■ **Task instructions**: Return each line of the listing that follows in which the string "admin" can be found.
Listed entries: Begin
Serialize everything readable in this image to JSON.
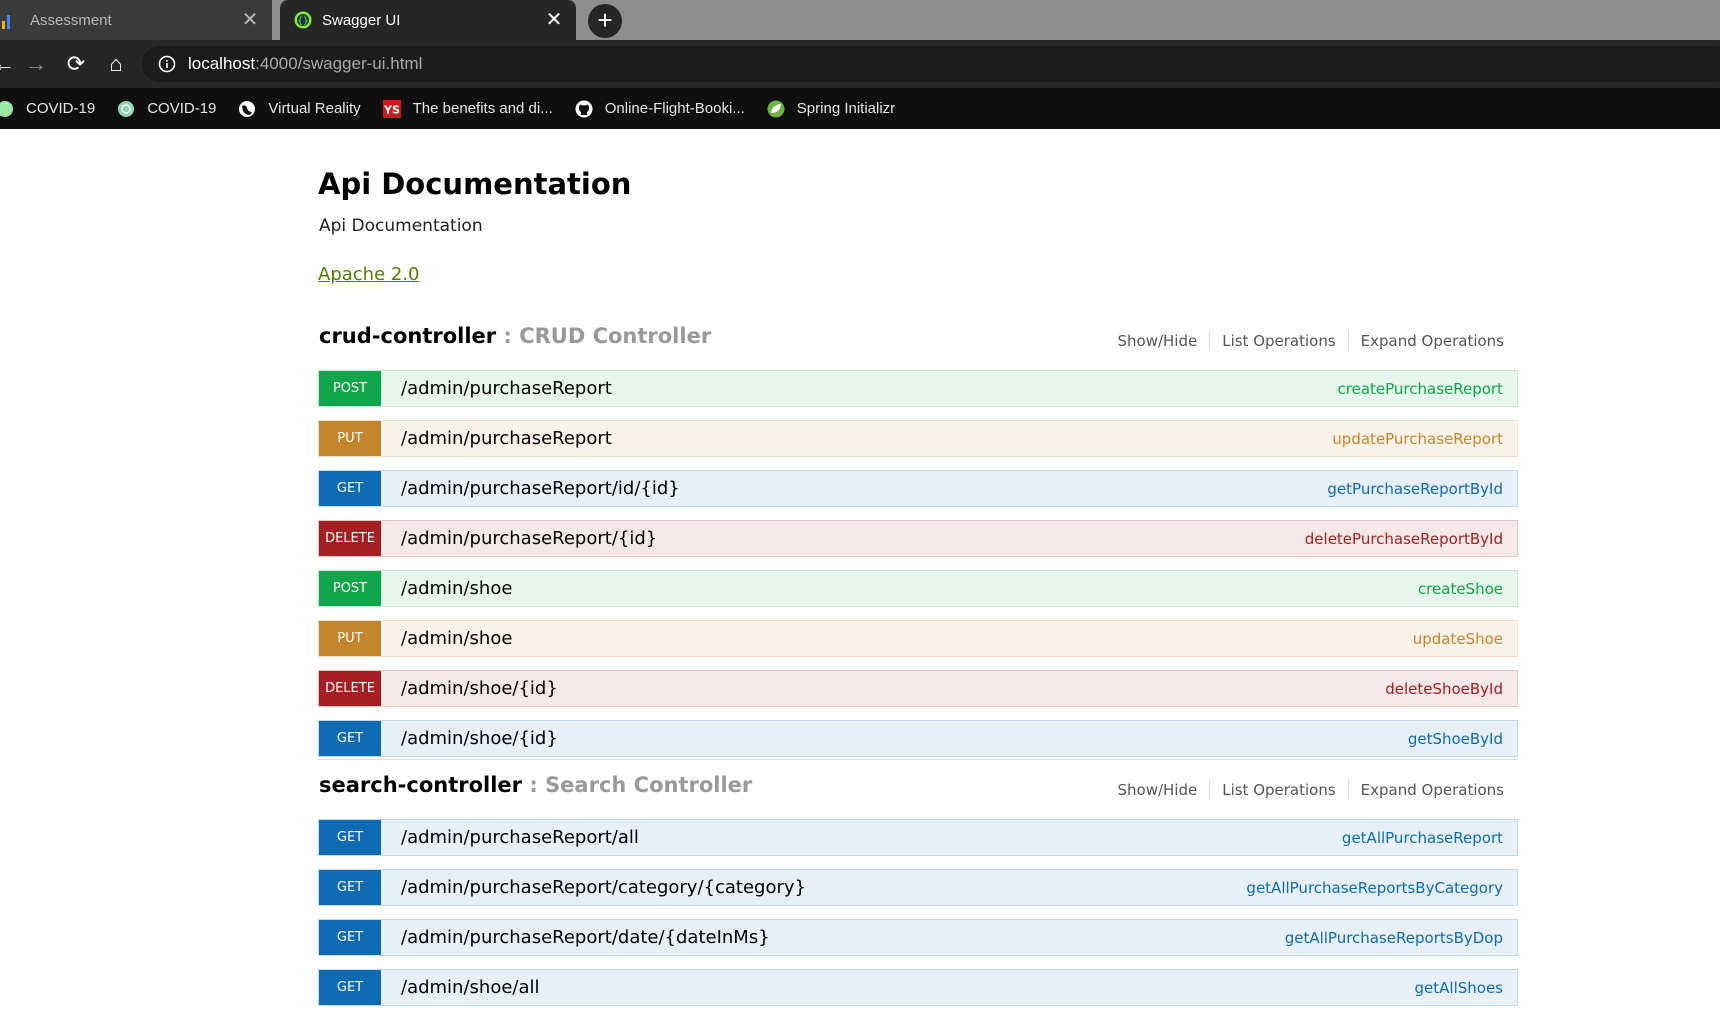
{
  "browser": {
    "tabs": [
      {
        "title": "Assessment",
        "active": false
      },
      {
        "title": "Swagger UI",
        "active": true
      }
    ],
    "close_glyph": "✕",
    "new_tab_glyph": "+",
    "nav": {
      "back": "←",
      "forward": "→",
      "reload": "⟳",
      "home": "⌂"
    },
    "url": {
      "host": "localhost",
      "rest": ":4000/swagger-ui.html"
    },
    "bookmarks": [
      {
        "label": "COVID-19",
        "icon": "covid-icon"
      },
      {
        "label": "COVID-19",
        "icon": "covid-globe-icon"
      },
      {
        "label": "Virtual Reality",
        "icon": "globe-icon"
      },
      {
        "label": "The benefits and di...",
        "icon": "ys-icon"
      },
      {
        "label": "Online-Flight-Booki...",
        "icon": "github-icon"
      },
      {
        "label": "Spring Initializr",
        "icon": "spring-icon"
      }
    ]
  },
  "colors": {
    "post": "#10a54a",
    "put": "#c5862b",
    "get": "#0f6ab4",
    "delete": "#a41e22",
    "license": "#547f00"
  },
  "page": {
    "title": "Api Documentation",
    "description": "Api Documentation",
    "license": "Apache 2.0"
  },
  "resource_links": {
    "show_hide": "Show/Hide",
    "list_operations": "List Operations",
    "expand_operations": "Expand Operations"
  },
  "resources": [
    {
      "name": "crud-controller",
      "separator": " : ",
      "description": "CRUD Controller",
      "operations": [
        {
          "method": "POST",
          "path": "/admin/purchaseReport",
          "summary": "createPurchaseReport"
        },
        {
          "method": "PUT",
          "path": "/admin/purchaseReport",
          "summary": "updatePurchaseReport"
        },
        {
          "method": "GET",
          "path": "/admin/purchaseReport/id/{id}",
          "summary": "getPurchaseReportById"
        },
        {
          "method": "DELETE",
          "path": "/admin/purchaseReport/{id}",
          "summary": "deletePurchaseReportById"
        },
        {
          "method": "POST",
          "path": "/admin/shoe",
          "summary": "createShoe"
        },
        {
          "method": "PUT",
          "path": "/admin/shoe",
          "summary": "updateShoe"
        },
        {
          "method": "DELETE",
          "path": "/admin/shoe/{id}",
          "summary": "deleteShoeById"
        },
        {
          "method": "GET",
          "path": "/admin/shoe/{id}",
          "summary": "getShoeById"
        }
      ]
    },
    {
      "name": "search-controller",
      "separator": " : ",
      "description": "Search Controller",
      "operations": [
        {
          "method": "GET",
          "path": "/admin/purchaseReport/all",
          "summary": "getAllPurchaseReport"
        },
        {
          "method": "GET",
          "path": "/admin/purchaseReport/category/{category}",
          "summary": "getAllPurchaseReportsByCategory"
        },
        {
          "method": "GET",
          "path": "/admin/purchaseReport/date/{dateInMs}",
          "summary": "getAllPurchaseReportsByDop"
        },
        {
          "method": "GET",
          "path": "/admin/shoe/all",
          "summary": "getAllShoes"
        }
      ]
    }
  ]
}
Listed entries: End
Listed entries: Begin
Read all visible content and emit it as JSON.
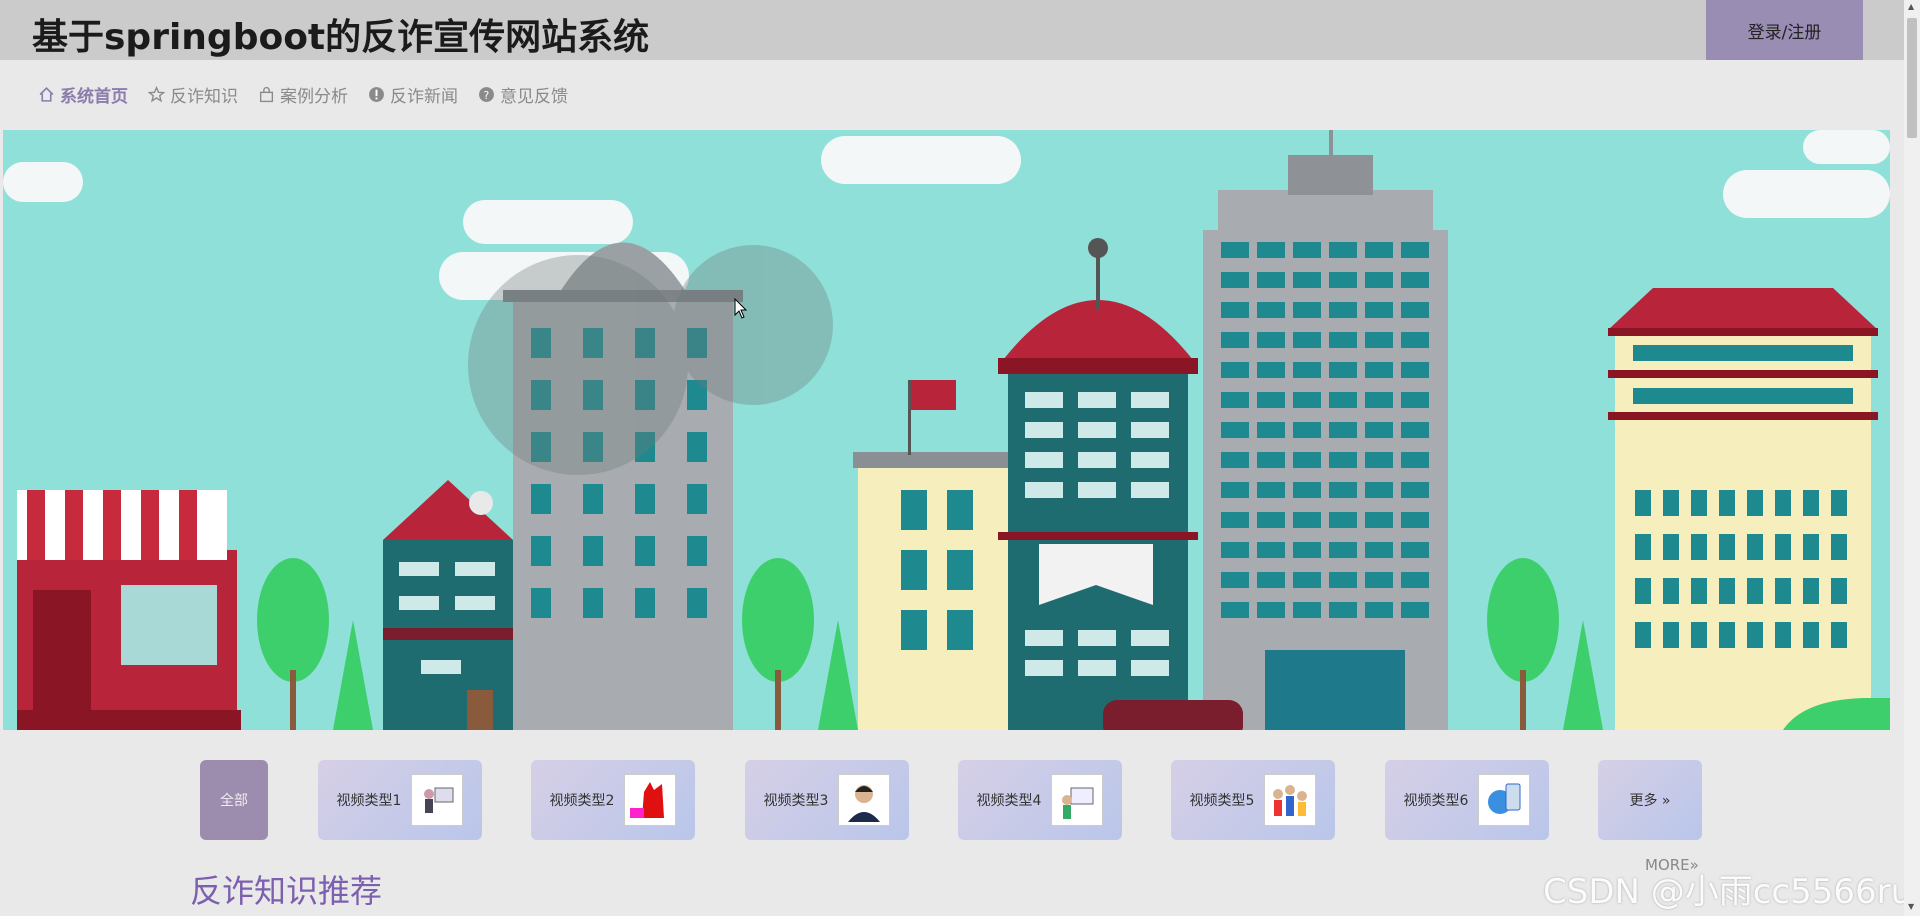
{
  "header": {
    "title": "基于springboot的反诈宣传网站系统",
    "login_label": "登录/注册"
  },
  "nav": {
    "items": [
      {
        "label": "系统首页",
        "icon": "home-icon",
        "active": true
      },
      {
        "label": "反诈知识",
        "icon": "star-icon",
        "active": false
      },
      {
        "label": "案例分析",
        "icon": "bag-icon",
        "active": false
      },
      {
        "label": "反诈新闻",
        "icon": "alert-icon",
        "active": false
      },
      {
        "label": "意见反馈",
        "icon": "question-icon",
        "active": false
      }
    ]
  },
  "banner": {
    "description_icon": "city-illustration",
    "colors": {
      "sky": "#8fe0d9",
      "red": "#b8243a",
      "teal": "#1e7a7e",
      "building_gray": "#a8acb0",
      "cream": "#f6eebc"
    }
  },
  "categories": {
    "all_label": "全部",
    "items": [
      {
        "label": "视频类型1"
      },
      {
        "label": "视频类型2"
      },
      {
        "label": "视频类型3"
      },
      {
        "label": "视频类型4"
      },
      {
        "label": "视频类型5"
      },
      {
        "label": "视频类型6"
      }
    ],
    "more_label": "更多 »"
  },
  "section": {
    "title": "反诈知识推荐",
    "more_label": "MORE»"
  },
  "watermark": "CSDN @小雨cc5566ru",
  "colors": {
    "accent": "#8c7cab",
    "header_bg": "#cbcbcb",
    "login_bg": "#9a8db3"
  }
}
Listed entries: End
■ **Response for this exercise**:
          "path": "/admin/purchaseReport",
          "path": "/admin/purchaseReport",
          "path": "/admin/purchaseReport/id/{id}",
          "path": "/admin/purchaseReport/{id}",
          "path": "/admin/shoe",
          "path": "/admin/shoe",
          "path": "/admin/shoe/{id}",
          "path": "/admin/shoe/{id}",
          "path": "/admin/purchaseReport/all",
          "path": "/admin/purchaseReport/category/{category}",
          "path": "/admin/purchaseReport/date/{dateInMs}",
          "path": "/admin/shoe/all",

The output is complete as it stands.